EXERCISE. Send every record back word for word.

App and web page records
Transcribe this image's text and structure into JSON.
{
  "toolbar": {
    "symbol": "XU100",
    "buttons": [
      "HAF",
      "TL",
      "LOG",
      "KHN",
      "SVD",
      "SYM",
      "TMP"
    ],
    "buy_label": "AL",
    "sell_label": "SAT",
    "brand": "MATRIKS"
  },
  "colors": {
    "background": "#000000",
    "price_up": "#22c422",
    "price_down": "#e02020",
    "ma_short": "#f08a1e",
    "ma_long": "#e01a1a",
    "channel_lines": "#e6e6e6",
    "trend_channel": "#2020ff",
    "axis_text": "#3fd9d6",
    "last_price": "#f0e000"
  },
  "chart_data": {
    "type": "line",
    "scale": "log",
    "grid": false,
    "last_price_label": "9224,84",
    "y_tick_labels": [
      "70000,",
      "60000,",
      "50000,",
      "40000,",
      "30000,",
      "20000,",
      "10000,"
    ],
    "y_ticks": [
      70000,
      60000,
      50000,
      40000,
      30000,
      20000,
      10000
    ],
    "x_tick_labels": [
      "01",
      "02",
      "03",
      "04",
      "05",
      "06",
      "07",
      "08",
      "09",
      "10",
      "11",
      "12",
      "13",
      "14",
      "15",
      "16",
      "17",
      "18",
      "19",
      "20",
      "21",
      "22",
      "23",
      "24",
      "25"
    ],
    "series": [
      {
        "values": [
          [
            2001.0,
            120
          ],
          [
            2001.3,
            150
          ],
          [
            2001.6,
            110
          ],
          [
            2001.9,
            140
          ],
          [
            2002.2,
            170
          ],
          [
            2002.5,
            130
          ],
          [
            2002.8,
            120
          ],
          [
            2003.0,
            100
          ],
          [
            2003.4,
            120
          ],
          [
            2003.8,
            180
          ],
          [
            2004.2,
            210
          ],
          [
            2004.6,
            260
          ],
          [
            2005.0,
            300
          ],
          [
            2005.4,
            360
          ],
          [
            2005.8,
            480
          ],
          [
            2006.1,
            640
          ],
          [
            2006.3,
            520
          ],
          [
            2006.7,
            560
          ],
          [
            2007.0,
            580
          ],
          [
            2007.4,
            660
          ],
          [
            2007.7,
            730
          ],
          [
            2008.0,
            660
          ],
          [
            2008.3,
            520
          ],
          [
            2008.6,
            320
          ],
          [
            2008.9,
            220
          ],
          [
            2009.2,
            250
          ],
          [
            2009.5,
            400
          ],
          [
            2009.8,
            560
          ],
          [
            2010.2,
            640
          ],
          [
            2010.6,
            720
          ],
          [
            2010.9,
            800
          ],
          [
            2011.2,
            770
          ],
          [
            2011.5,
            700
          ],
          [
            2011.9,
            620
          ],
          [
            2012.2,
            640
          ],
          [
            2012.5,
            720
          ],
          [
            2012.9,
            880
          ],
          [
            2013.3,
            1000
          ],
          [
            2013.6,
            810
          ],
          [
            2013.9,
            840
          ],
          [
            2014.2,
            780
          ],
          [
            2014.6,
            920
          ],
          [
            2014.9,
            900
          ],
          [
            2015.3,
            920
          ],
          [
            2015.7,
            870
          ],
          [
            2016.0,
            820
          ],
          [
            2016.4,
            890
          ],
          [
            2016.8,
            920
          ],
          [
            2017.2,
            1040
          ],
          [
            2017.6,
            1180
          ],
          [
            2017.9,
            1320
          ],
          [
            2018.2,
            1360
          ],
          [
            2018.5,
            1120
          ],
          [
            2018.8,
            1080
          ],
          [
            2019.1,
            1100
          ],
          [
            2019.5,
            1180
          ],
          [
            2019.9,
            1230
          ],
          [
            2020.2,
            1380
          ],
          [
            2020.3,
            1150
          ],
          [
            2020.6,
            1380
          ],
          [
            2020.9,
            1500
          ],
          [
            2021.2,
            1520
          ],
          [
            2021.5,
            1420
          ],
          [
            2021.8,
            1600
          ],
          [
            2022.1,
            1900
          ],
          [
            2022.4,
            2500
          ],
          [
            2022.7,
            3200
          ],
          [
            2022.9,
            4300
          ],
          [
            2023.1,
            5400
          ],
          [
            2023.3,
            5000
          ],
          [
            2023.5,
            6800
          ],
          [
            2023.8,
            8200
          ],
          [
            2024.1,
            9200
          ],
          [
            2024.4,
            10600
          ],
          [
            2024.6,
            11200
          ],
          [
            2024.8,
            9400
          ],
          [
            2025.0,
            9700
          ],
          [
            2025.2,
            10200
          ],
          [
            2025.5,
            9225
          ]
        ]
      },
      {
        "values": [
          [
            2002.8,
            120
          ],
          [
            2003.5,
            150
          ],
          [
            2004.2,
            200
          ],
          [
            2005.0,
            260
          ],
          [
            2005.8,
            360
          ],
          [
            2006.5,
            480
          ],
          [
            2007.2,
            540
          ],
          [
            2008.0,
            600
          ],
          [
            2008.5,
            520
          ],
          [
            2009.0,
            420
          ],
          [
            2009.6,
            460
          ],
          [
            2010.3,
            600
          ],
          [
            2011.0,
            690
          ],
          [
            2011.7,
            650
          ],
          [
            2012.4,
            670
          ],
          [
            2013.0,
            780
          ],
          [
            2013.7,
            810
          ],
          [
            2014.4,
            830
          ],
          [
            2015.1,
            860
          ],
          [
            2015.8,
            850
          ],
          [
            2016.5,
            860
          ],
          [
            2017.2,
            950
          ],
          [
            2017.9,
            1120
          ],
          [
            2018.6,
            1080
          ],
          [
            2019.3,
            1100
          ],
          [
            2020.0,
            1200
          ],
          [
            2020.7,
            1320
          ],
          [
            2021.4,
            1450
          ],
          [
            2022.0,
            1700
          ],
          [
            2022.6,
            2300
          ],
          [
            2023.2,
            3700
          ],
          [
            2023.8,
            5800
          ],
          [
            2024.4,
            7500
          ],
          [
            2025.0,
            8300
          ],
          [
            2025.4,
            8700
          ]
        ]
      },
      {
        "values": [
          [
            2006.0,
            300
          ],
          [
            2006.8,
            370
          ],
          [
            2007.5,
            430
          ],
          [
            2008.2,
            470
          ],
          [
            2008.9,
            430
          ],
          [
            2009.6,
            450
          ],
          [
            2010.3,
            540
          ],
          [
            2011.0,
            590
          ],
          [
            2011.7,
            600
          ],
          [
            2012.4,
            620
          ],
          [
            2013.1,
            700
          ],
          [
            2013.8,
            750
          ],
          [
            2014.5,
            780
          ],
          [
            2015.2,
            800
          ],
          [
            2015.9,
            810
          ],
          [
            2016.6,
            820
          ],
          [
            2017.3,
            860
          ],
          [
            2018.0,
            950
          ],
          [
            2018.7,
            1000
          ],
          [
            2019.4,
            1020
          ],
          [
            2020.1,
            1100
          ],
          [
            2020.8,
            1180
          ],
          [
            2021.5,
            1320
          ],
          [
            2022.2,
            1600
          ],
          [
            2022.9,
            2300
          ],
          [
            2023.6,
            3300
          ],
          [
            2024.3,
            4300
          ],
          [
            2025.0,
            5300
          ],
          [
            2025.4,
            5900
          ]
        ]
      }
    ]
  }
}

EXERCISE SOLUTION.
Transcribe this image's text and structure into JSON.
{
  "toolbar": {
    "symbol": "XU100",
    "buttons": [
      "HAF",
      "TL",
      "LOG",
      "KHN",
      "SVD",
      "SYM",
      "TMP"
    ],
    "buy_label": "AL",
    "sell_label": "SAT",
    "brand": "MATRIKS"
  },
  "colors": {
    "background": "#000000",
    "price_up": "#22c422",
    "price_down": "#e02020",
    "ma_short": "#f08a1e",
    "ma_long": "#e01a1a",
    "channel_lines": "#e6e6e6",
    "trend_channel": "#2020ff",
    "axis_text": "#3fd9d6",
    "last_price": "#f0e000"
  },
  "chart_data": {
    "type": "line",
    "scale": "log",
    "grid": false,
    "last_price_label": "9224,84",
    "y_tick_labels": [
      "70000,",
      "60000,",
      "50000,",
      "40000,",
      "30000,",
      "20000,",
      "10000,"
    ],
    "y_ticks": [
      70000,
      60000,
      50000,
      40000,
      30000,
      20000,
      10000
    ],
    "x_tick_labels": [
      "01",
      "02",
      "03",
      "04",
      "05",
      "06",
      "07",
      "08",
      "09",
      "10",
      "11",
      "12",
      "13",
      "14",
      "15",
      "16",
      "17",
      "18",
      "19",
      "20",
      "21",
      "22",
      "23",
      "24",
      "25"
    ],
    "series": [
      {
        "values": [
          [
            2001.0,
            120
          ],
          [
            2001.3,
            150
          ],
          [
            2001.6,
            110
          ],
          [
            2001.9,
            140
          ],
          [
            2002.2,
            170
          ],
          [
            2002.5,
            130
          ],
          [
            2002.8,
            120
          ],
          [
            2003.0,
            100
          ],
          [
            2003.4,
            120
          ],
          [
            2003.8,
            180
          ],
          [
            2004.2,
            210
          ],
          [
            2004.6,
            260
          ],
          [
            2005.0,
            300
          ],
          [
            2005.4,
            360
          ],
          [
            2005.8,
            480
          ],
          [
            2006.1,
            640
          ],
          [
            2006.3,
            520
          ],
          [
            2006.7,
            560
          ],
          [
            2007.0,
            580
          ],
          [
            2007.4,
            660
          ],
          [
            2007.7,
            730
          ],
          [
            2008.0,
            660
          ],
          [
            2008.3,
            520
          ],
          [
            2008.6,
            320
          ],
          [
            2008.9,
            220
          ],
          [
            2009.2,
            250
          ],
          [
            2009.5,
            400
          ],
          [
            2009.8,
            560
          ],
          [
            2010.2,
            640
          ],
          [
            2010.6,
            720
          ],
          [
            2010.9,
            800
          ],
          [
            2011.2,
            770
          ],
          [
            2011.5,
            700
          ],
          [
            2011.9,
            620
          ],
          [
            2012.2,
            640
          ],
          [
            2012.5,
            720
          ],
          [
            2012.9,
            880
          ],
          [
            2013.3,
            1000
          ],
          [
            2013.6,
            810
          ],
          [
            2013.9,
            840
          ],
          [
            2014.2,
            780
          ],
          [
            2014.6,
            920
          ],
          [
            2014.9,
            900
          ],
          [
            2015.3,
            920
          ],
          [
            2015.7,
            870
          ],
          [
            2016.0,
            820
          ],
          [
            2016.4,
            890
          ],
          [
            2016.8,
            920
          ],
          [
            2017.2,
            1040
          ],
          [
            2017.6,
            1180
          ],
          [
            2017.9,
            1320
          ],
          [
            2018.2,
            1360
          ],
          [
            2018.5,
            1120
          ],
          [
            2018.8,
            1080
          ],
          [
            2019.1,
            1100
          ],
          [
            2019.5,
            1180
          ],
          [
            2019.9,
            1230
          ],
          [
            2020.2,
            1380
          ],
          [
            2020.3,
            1150
          ],
          [
            2020.6,
            1380
          ],
          [
            2020.9,
            1500
          ],
          [
            2021.2,
            1520
          ],
          [
            2021.5,
            1420
          ],
          [
            2021.8,
            1600
          ],
          [
            2022.1,
            1900
          ],
          [
            2022.4,
            2500
          ],
          [
            2022.7,
            3200
          ],
          [
            2022.9,
            4300
          ],
          [
            2023.1,
            5400
          ],
          [
            2023.3,
            5000
          ],
          [
            2023.5,
            6800
          ],
          [
            2023.8,
            8200
          ],
          [
            2024.1,
            9200
          ],
          [
            2024.4,
            10600
          ],
          [
            2024.6,
            11200
          ],
          [
            2024.8,
            9400
          ],
          [
            2025.0,
            9700
          ],
          [
            2025.2,
            10200
          ],
          [
            2025.5,
            9225
          ]
        ]
      },
      {
        "values": [
          [
            2002.8,
            120
          ],
          [
            2003.5,
            150
          ],
          [
            2004.2,
            200
          ],
          [
            2005.0,
            260
          ],
          [
            2005.8,
            360
          ],
          [
            2006.5,
            480
          ],
          [
            2007.2,
            540
          ],
          [
            2008.0,
            600
          ],
          [
            2008.5,
            520
          ],
          [
            2009.0,
            420
          ],
          [
            2009.6,
            460
          ],
          [
            2010.3,
            600
          ],
          [
            2011.0,
            690
          ],
          [
            2011.7,
            650
          ],
          [
            2012.4,
            670
          ],
          [
            2013.0,
            780
          ],
          [
            2013.7,
            810
          ],
          [
            2014.4,
            830
          ],
          [
            2015.1,
            860
          ],
          [
            2015.8,
            850
          ],
          [
            2016.5,
            860
          ],
          [
            2017.2,
            950
          ],
          [
            2017.9,
            1120
          ],
          [
            2018.6,
            1080
          ],
          [
            2019.3,
            1100
          ],
          [
            2020.0,
            1200
          ],
          [
            2020.7,
            1320
          ],
          [
            2021.4,
            1450
          ],
          [
            2022.0,
            1700
          ],
          [
            2022.6,
            2300
          ],
          [
            2023.2,
            3700
          ],
          [
            2023.8,
            5800
          ],
          [
            2024.4,
            7500
          ],
          [
            2025.0,
            8300
          ],
          [
            2025.4,
            8700
          ]
        ]
      },
      {
        "values": [
          [
            2006.0,
            300
          ],
          [
            2006.8,
            370
          ],
          [
            2007.5,
            430
          ],
          [
            2008.2,
            470
          ],
          [
            2008.9,
            430
          ],
          [
            2009.6,
            450
          ],
          [
            2010.3,
            540
          ],
          [
            2011.0,
            590
          ],
          [
            2011.7,
            600
          ],
          [
            2012.4,
            620
          ],
          [
            2013.1,
            700
          ],
          [
            2013.8,
            750
          ],
          [
            2014.5,
            780
          ],
          [
            2015.2,
            800
          ],
          [
            2015.9,
            810
          ],
          [
            2016.6,
            820
          ],
          [
            2017.3,
            860
          ],
          [
            2018.0,
            950
          ],
          [
            2018.7,
            1000
          ],
          [
            2019.4,
            1020
          ],
          [
            2020.1,
            1100
          ],
          [
            2020.8,
            1180
          ],
          [
            2021.5,
            1320
          ],
          [
            2022.2,
            1600
          ],
          [
            2022.9,
            2300
          ],
          [
            2023.6,
            3300
          ],
          [
            2024.3,
            4300
          ],
          [
            2025.0,
            5300
          ],
          [
            2025.4,
            5900
          ]
        ]
      }
    ]
  }
}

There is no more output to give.